“Tort Reform” is the rallying cry of a multitude of business and insurance groups who claim that our personal injury (“tort”) system causes everything from physician shortages to competitive disadvantage in the global economy. The subtle message is that personal injury lawsuits are motivated by greed, and that injured plaintiffs and their lawyers are perpetrators of social harm. That message is wrong.
Modern American tort law keeps the scales of justice balanced between the average citizen and those with money and power. The foundation of tort law is the simple principle that every person or corporation owes a duty of reasonable care to others. If they act carelessly and cause harm, they must compensate the victim of their carelessness for the injury they caused. The principle is so obviously fair that most Americans recognize and support it. Personal injury lawsuits have led to the removal of dangerous products from the marketplace and have forced manufacturers to pay more attention to safety. Lawsuits have resulted in the placement of warnings on many products that have prevented inummerable deaths and injuries.

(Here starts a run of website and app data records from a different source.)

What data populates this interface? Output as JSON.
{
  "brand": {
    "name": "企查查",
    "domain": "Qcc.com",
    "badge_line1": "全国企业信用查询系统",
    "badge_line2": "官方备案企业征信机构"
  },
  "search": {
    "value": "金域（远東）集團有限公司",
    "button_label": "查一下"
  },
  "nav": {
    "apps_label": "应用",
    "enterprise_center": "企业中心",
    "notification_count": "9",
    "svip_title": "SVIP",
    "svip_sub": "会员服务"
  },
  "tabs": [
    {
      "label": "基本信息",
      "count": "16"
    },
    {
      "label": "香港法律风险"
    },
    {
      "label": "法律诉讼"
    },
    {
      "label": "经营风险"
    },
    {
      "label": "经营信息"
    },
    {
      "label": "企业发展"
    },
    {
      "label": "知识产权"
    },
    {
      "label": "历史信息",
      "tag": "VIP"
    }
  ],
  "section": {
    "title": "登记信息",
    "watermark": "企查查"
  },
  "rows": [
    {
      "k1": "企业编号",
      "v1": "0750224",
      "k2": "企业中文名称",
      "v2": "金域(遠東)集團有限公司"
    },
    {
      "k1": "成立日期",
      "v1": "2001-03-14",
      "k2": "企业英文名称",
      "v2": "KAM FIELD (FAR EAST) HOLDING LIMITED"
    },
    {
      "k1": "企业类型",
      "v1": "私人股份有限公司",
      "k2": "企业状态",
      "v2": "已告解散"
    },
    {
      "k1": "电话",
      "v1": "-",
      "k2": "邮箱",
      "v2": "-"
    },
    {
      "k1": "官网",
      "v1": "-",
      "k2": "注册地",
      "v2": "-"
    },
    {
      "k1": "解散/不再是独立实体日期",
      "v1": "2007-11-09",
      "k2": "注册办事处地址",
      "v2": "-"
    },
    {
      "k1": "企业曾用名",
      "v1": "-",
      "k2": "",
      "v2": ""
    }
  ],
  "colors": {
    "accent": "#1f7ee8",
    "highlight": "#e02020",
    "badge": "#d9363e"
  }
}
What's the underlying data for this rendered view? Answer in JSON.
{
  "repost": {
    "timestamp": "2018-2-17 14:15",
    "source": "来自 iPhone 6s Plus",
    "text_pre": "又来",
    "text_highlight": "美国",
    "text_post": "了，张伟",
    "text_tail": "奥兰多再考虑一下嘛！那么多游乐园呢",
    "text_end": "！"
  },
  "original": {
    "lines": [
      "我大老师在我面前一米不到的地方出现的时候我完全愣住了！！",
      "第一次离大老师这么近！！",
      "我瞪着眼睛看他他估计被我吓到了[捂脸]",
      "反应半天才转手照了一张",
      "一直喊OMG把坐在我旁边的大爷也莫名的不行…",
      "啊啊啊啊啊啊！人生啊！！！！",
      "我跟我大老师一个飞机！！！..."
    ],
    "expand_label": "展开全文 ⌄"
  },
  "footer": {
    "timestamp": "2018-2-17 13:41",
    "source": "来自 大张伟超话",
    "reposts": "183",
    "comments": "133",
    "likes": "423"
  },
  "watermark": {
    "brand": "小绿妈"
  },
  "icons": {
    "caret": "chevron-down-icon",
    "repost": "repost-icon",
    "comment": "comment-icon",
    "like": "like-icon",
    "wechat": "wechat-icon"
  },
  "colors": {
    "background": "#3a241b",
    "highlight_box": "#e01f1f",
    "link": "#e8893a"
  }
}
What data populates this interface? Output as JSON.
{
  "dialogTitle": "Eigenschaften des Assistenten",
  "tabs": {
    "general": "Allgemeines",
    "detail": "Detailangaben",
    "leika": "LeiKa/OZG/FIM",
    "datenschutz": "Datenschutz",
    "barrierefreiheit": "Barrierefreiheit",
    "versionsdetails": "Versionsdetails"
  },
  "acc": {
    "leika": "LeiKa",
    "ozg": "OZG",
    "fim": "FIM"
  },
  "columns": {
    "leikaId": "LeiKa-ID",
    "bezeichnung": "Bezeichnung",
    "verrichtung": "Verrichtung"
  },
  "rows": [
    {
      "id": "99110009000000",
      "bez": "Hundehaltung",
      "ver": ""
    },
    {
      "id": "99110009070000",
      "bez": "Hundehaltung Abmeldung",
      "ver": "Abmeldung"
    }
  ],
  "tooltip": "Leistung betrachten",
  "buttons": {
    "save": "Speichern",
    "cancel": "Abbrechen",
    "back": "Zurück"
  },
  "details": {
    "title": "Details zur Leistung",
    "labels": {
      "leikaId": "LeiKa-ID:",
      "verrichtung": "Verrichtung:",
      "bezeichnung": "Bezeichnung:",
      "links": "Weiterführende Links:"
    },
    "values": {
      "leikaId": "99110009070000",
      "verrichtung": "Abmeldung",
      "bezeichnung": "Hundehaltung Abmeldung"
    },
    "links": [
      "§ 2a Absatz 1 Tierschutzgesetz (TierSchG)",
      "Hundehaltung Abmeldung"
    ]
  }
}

Tort law has evolved as our society has evolved. Modern tort law began during the industrial revolution as it was recognized that allowing businesses to engage in dangerous practices to enhance profits, with no remedy for the victims of their negligence, was unfair and socially destructive. Today, a coalition of medical, business, and insurance lobbies, want to reduce the rights of the average citizen so that their members can increase profits without accountability. These “tort reform” salesmen for “tort reform” are not reformers at all. They want to destroy rights that are necessary for elemental fairness – rights that evolved over the course of a century.
The tort system is not unchangable, nor should it be, but the basics must remain. An injured individual should be compensated if he is harmed by another’s negligence. Juries should decide fault and compensation. These basics are essential to civil justice. Anyone who brings a legitimate personal injury case is invoking a great American institution and should be proud to do so.